What lines of the data hold the string "list"? Copy them all.

═══ THE INPUT

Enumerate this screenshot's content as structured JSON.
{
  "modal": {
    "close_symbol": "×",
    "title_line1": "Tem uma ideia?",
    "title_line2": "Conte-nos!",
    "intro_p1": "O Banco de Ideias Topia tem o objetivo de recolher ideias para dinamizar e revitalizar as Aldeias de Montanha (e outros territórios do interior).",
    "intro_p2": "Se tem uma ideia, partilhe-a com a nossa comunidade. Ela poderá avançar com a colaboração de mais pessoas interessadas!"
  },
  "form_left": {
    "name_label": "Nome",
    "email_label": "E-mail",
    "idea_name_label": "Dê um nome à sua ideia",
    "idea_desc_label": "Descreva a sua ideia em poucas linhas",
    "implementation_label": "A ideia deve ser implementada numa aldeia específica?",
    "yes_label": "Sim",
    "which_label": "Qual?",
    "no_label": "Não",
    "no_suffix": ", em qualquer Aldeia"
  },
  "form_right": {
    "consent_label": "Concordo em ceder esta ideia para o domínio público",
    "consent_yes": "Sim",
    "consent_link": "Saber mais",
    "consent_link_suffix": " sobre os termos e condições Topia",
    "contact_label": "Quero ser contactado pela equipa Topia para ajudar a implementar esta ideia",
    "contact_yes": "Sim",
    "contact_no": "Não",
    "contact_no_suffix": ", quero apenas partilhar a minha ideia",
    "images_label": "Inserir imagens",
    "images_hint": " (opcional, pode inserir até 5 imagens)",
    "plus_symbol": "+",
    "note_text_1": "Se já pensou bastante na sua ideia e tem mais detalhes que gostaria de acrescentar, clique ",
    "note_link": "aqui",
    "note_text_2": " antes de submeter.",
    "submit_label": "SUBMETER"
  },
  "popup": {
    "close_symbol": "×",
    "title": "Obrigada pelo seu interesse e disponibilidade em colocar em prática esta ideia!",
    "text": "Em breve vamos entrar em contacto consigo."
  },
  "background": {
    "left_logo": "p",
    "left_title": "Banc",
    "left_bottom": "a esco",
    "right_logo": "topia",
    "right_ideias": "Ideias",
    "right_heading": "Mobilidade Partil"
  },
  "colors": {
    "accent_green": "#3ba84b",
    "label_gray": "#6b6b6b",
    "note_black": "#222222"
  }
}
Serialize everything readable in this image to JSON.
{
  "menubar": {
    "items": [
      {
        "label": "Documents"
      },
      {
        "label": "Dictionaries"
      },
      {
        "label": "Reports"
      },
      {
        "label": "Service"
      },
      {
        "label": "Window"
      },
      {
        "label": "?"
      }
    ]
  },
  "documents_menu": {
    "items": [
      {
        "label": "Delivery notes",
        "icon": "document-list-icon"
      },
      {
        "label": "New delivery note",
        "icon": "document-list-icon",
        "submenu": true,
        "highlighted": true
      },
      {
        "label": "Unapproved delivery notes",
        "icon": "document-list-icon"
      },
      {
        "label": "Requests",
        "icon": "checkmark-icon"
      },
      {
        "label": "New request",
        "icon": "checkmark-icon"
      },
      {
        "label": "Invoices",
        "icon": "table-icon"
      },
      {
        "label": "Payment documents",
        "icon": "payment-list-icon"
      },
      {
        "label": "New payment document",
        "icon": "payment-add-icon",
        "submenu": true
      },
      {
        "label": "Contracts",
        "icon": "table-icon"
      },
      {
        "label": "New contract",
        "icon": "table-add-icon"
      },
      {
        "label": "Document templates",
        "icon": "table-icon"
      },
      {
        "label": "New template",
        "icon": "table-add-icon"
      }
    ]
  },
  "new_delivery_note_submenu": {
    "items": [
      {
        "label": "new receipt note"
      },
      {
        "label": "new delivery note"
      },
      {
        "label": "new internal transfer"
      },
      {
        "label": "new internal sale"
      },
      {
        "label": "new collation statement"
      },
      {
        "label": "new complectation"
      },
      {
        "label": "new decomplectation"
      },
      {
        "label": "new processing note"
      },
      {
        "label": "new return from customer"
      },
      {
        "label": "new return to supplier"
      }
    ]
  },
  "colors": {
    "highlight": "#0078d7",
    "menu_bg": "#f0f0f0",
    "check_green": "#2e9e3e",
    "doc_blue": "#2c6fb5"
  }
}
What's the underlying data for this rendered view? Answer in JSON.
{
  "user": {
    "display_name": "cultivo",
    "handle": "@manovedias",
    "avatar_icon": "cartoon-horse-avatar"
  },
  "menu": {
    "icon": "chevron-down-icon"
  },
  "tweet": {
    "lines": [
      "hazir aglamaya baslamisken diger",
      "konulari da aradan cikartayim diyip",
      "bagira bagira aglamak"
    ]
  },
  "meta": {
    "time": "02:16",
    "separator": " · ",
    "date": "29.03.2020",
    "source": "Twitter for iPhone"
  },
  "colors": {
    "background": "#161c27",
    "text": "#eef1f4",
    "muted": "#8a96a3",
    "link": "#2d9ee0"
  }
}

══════

▸ **YOUR RESPONSE**
        "icon": "document-list-icon"
        "icon": "document-list-icon",
        "icon": "document-list-icon"
        "icon": "payment-list-icon"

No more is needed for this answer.